WHAT TO WORK ON:
Only an exact retyping of all the entries counts as an answer.

** DATASET RECORDS follows **

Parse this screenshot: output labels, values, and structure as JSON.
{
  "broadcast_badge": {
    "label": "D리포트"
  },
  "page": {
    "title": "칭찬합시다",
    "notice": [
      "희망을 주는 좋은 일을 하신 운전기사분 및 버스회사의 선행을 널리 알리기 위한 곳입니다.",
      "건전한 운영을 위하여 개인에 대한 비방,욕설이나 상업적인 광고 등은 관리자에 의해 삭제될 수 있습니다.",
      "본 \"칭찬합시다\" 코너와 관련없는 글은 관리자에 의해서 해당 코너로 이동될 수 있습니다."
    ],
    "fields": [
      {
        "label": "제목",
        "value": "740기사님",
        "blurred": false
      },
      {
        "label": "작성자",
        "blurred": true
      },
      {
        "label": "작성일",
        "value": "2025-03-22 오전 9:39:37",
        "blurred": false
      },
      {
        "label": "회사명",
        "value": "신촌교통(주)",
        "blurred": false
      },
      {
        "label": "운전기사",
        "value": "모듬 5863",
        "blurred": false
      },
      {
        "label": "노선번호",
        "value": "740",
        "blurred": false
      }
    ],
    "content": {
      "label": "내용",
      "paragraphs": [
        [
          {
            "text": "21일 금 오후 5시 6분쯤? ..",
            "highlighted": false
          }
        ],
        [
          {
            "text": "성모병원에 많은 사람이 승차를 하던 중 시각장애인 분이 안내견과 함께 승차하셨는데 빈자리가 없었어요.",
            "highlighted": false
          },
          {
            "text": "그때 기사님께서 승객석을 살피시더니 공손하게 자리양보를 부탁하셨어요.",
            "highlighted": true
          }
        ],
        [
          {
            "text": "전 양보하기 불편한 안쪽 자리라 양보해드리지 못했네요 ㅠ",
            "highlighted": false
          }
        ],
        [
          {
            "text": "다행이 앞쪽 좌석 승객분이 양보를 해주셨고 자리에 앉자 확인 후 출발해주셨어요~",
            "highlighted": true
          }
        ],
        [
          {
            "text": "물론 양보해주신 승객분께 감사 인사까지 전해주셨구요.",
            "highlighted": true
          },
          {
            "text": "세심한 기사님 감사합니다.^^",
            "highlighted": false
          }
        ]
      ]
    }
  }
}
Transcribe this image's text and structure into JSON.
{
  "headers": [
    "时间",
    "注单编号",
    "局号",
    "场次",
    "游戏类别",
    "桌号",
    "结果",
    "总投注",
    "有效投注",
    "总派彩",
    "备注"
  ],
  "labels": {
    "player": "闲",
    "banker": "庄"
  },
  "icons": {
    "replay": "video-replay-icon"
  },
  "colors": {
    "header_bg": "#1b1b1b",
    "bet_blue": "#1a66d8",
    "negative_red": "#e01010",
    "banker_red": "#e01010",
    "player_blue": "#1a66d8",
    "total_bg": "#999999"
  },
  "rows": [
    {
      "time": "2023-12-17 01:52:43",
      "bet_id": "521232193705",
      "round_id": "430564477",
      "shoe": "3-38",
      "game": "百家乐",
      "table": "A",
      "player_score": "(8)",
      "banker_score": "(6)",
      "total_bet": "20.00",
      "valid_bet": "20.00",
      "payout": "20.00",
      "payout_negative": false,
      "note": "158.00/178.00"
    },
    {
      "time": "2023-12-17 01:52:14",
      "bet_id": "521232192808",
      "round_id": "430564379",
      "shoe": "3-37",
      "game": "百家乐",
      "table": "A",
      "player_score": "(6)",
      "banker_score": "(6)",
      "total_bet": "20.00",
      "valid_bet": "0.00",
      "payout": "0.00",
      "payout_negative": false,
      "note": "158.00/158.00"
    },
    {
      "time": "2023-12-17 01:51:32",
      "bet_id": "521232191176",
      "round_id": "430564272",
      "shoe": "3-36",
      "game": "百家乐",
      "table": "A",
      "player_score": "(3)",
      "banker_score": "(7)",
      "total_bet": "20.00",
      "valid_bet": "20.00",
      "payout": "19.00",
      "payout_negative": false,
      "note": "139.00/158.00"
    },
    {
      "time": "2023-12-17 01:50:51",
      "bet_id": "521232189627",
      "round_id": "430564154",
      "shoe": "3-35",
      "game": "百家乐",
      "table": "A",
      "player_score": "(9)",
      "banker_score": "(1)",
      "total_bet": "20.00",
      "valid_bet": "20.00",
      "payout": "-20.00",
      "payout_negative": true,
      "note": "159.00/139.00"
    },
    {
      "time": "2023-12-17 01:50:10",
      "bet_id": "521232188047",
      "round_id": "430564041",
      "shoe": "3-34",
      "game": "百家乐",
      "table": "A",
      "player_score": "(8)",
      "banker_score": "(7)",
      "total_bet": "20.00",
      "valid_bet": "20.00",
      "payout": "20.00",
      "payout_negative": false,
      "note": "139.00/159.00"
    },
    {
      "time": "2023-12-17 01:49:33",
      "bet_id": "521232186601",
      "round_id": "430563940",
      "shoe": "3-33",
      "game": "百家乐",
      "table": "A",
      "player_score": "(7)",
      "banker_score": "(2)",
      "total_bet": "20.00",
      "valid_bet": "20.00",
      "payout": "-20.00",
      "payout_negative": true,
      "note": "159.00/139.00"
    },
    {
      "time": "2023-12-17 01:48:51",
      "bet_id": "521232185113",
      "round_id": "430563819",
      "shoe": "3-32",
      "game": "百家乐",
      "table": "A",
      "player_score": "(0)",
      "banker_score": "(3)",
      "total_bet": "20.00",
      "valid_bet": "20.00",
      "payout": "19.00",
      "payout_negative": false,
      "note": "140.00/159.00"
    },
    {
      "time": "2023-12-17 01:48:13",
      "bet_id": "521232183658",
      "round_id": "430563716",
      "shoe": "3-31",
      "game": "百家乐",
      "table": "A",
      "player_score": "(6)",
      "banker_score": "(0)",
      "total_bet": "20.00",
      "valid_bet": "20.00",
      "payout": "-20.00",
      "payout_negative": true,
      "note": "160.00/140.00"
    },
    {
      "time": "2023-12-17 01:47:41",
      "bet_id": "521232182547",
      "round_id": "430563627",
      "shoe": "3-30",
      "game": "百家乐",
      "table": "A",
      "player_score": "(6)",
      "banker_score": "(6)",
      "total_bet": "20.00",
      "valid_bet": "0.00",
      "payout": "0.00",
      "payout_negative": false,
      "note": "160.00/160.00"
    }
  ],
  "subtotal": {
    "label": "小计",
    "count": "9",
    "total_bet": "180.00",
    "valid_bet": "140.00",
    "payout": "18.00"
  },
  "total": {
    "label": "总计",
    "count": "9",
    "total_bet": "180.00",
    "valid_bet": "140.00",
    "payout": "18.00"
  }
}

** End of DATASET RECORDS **

REPLY TO THE TASK:
Parse this screenshot: output labels, values, and structure as JSON.
{
  "broadcast_badge": {
    "label": "D리포트"
  },
  "page": {
    "title": "칭찬합시다",
    "notice": [
      "희망을 주는 좋은 일을 하신 운전기사분 및 버스회사의 선행을 널리 알리기 위한 곳입니다.",
      "건전한 운영을 위하여 개인에 대한 비방,욕설이나 상업적인 광고 등은 관리자에 의해 삭제될 수 있습니다.",
      "본 \"칭찬합시다\" 코너와 관련없는 글은 관리자에 의해서 해당 코너로 이동될 수 있습니다."
    ],
    "fields": [
      {
        "label": "제목",
        "value": "740기사님",
        "blurred": false
      },
      {
        "label": "작성자",
        "blurred": true
      },
      {
        "label": "작성일",
        "value": "2025-03-22 오전 9:39:37",
        "blurred": false
      },
      {
        "label": "회사명",
        "value": "신촌교통(주)",
        "blurred": false
      },
      {
        "label": "운전기사",
        "value": "모듬 5863",
        "blurred": false
      },
      {
        "label": "노선번호",
        "value": "740",
        "blurred": false
      }
    ],
    "content": {
      "label": "내용",
      "paragraphs": [
        [
          {
            "text": "21일 금 오후 5시 6분쯤? ..",
            "highlighted": false
          }
        ],
        [
          {
            "text": "성모병원에 많은 사람이 승차를 하던 중 시각장애인 분이 안내견과 함께 승차하셨는데 빈자리가 없었어요.",
            "highlighted": false
          },
          {
            "text": "그때 기사님께서 승객석을 살피시더니 공손하게 자리양보를 부탁하셨어요.",
            "highlighted": true
          }
        ],
        [
          {
            "text": "전 양보하기 불편한 안쪽 자리라 양보해드리지 못했네요 ㅠ",
            "highlighted": false
          }
        ],
        [
          {
            "text": "다행이 앞쪽 좌석 승객분이 양보를 해주셨고 자리에 앉자 확인 후 출발해주셨어요~",
            "highlighted": true
          }
        ],
        [
          {
            "text": "물론 양보해주신 승객분께 감사 인사까지 전해주셨구요.",
            "highlighted": true
          },
          {
            "text": "세심한 기사님 감사합니다.^^",
            "highlighted": false
          }
        ]
      ]
    }
  }
}
Transcribe this image's text and structure into JSON.
{
  "headers": [
    "时间",
    "注单编号",
    "局号",
    "场次",
    "游戏类别",
    "桌号",
    "结果",
    "总投注",
    "有效投注",
    "总派彩",
    "备注"
  ],
  "labels": {
    "player": "闲",
    "banker": "庄"
  },
  "icons": {
    "replay": "video-replay-icon"
  },
  "colors": {
    "header_bg": "#1b1b1b",
    "bet_blue": "#1a66d8",
    "negative_red": "#e01010",
    "banker_red": "#e01010",
    "player_blue": "#1a66d8",
    "total_bg": "#999999"
  },
  "rows": [
    {
      "time": "2023-12-17 01:52:43",
      "bet_id": "521232193705",
      "round_id": "430564477",
      "shoe": "3-38",
      "game": "百家乐",
      "table": "A",
      "player_score": "(8)",
      "banker_score": "(6)",
      "total_bet": "20.00",
      "valid_bet": "20.00",
      "payout": "20.00",
      "payout_negative": false,
      "note": "158.00/178.00"
    },
    {
      "time": "2023-12-17 01:52:14",
      "bet_id": "521232192808",
      "round_id": "430564379",
      "shoe": "3-37",
      "game": "百家乐",
      "table": "A",
      "player_score": "(6)",
      "banker_score": "(6)",
      "total_bet": "20.00",
      "valid_bet": "0.00",
      "payout": "0.00",
      "payout_negative": false,
      "note": "158.00/158.00"
    },
    {
      "time": "2023-12-17 01:51:32",
      "bet_id": "521232191176",
      "round_id": "430564272",
      "shoe": "3-36",
      "game": "百家乐",
      "table": "A",
      "player_score": "(3)",
      "banker_score": "(7)",
      "total_bet": "20.00",
      "valid_bet": "20.00",
      "payout": "19.00",
      "payout_negative": false,
      "note": "139.00/158.00"
    },
    {
      "time": "2023-12-17 01:50:51",
      "bet_id": "521232189627",
      "round_id": "430564154",
      "shoe": "3-35",
      "game": "百家乐",
      "table": "A",
      "player_score": "(9)",
      "banker_score": "(1)",
      "total_bet": "20.00",
      "valid_bet": "20.00",
      "payout": "-20.00",
      "payout_negative": true,
      "note": "159.00/139.00"
    },
    {
      "time": "2023-12-17 01:50:10",
      "bet_id": "521232188047",
      "round_id": "430564041",
      "shoe": "3-34",
      "game": "百家乐",
      "table": "A",
      "player_score": "(8)",
      "banker_score": "(7)",
      "total_bet": "20.00",
      "valid_bet": "20.00",
      "payout": "20.00",
      "payout_negative": false,
      "note": "139.00/159.00"
    },
    {
      "time": "2023-12-17 01:49:33",
      "bet_id": "521232186601",
      "round_id": "430563940",
      "shoe": "3-33",
      "game": "百家乐",
      "table": "A",
      "player_score": "(7)",
      "banker_score": "(2)",
      "total_bet": "20.00",
      "valid_bet": "20.00",
      "payout": "-20.00",
      "payout_negative": true,
      "note": "159.00/139.00"
    },
    {
      "time": "2023-12-17 01:48:51",
      "bet_id": "521232185113",
      "round_id": "430563819",
      "shoe": "3-32",
      "game": "百家乐",
      "table": "A",
      "player_score": "(0)",
      "banker_score": "(3)",
      "total_bet": "20.00",
      "valid_bet": "20.00",
      "payout": "19.00",
      "payout_negative": false,
      "note": "140.00/159.00"
    },
    {
      "time": "2023-12-17 01:48:13",
      "bet_id": "521232183658",
      "round_id": "430563716",
      "shoe": "3-31",
      "game": "百家乐",
      "table": "A",
      "player_score": "(6)",
      "banker_score": "(0)",
      "total_bet": "20.00",
      "valid_bet": "20.00",
      "payout": "-20.00",
      "payout_negative": true,
      "note": "160.00/140.00"
    },
    {
      "time": "2023-12-17 01:47:41",
      "bet_id": "521232182547",
      "round_id": "430563627",
      "shoe": "3-30",
      "game": "百家乐",
      "table": "A",
      "player_score": "(6)",
      "banker_score": "(6)",
      "total_bet": "20.00",
      "valid_bet": "0.00",
      "payout": "0.00",
      "payout_negative": false,
      "note": "160.00/160.00"
    }
  ],
  "subtotal": {
    "label": "小计",
    "count": "9",
    "total_bet": "180.00",
    "valid_bet": "140.00",
    "payout": "18.00"
  },
  "total": {
    "label": "总计",
    "count": "9",
    "total_bet": "180.00",
    "valid_bet": "140.00",
    "payout": "18.00"
  }
}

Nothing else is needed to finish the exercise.